41. El Bcheraoui C, Basulaiman M, Tuffaha M, et al. Status of the diabetes epidemic in the Kingdom of Saudi Arabia, 2013. Int J Public Health. 2014;59(6):1011–1021. doi:10.1007/s00038-014-0612-4
42. El Bcheraoui C, Memish ZA, Tuffaha M, et al. Hypertension and its associated risk factors in the Kingdom of Saudi Arabia, 2013: a national survey. Int J Hypertens. 2014;2014:564679. doi:10.1155/2014/564679
43. Davidoff A, Kenney G, Dubay L. Effects of the State Children’s Health Insurance Program expansions on children with chronic health conditions. Pediatrics. 2005;116(1):e34–e42. doi:10.1542/peds.2004-2297
44. Zucchelli E, Jones AM, Rice N, Harris A. The effects of health shocks on labour market exits: evidence from the HILDA survey. Aust J Labour Econ. 2010;13(2):191.
45. O’Brien E. Employers’ benefits from workers’ health insurance. Milbank Q. 2003;81(1):5–43. doi:10.1111/1468-0009.00037
46. Page TF. Labor supply responses to government subsidized health insurance: evidence from kidney transplant patients. Int J Health Care Finance Econ. 2011;11(2):133. doi:10.1007/s10754-011-9092-8

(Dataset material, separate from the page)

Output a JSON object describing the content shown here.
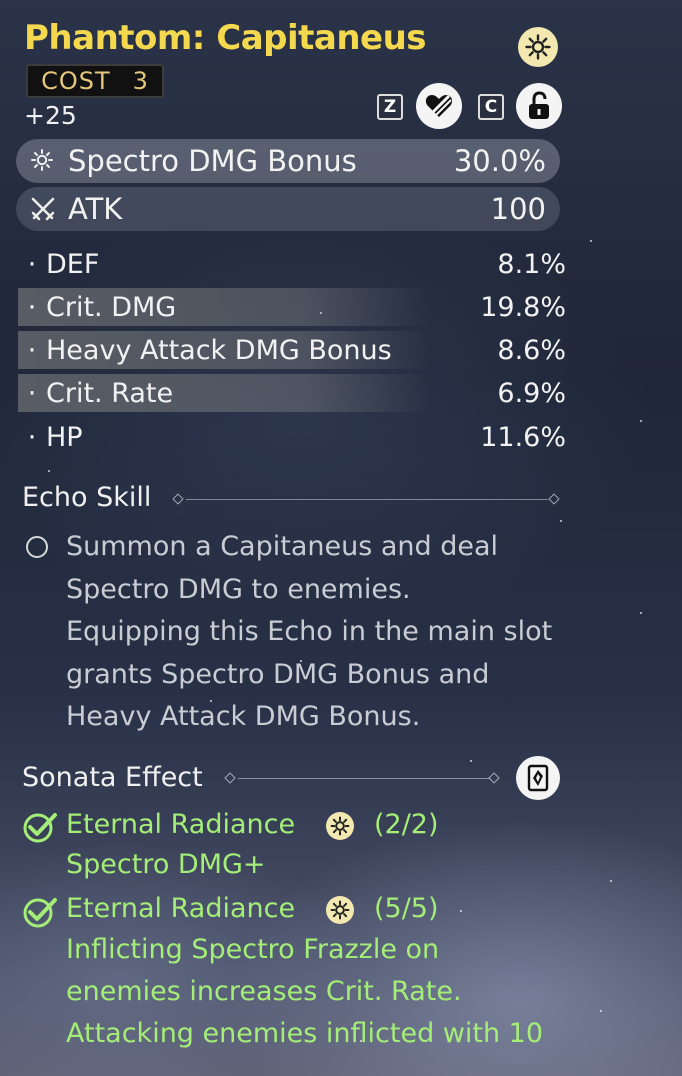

47. Jütting JP. Do community-based health insurance schemes improve poor people’s access to health care? Evidence from rural Senegal. World Dev. 2004;32(2):273–288. doi:10.1016/j.worlddev.2003.10.001
48. Sohn M, Jung M. Effects of public and private health insurance on medical service utilization in the National Health Insurance System: national panel study in the Republic of Korea. BMC Health Serv Res. 2016;16(1):503. doi:10.1186/s12913-016-1746-2
49. Saleh N, Bener A, Khenyab N, Al-Mansori Z, Al Muraikhi A. Prevalence, awareness and determinants of health care-seeking behaviour for urinary incontinence in Qatari women: a neglected problem? Maturitas. 2005;50(1):58–65. doi:10.1016/j.maturitas.2004.04.003
50. Khajeh A, Vardanjani HM, Salehi A, Rahmani N, Delavari S. Healthcare-seeking behavior and its relating factors in South of Iran. J Educ Health Promot. 2019;8:183. Published 2019 Sep 30. doi:10.4103/jehp.jehp_93_19
This work is published and licensed by Dove Medical Press Limited. The full terms of this license are available at https://www.dovepress.com/terms.php and incorporate the Creative Commons Attribution - Non Commercial (unported, v3.0) License. By accessing the work you hereby accept the Terms. Non-commercial uses of the work are permitted without any further permission from Dove Medical Press Limited, provided the work is properly attributed. For permission for commercial use of this work, please see paragraphs 4.2 and 5 of our Terms.Download Article [PDF]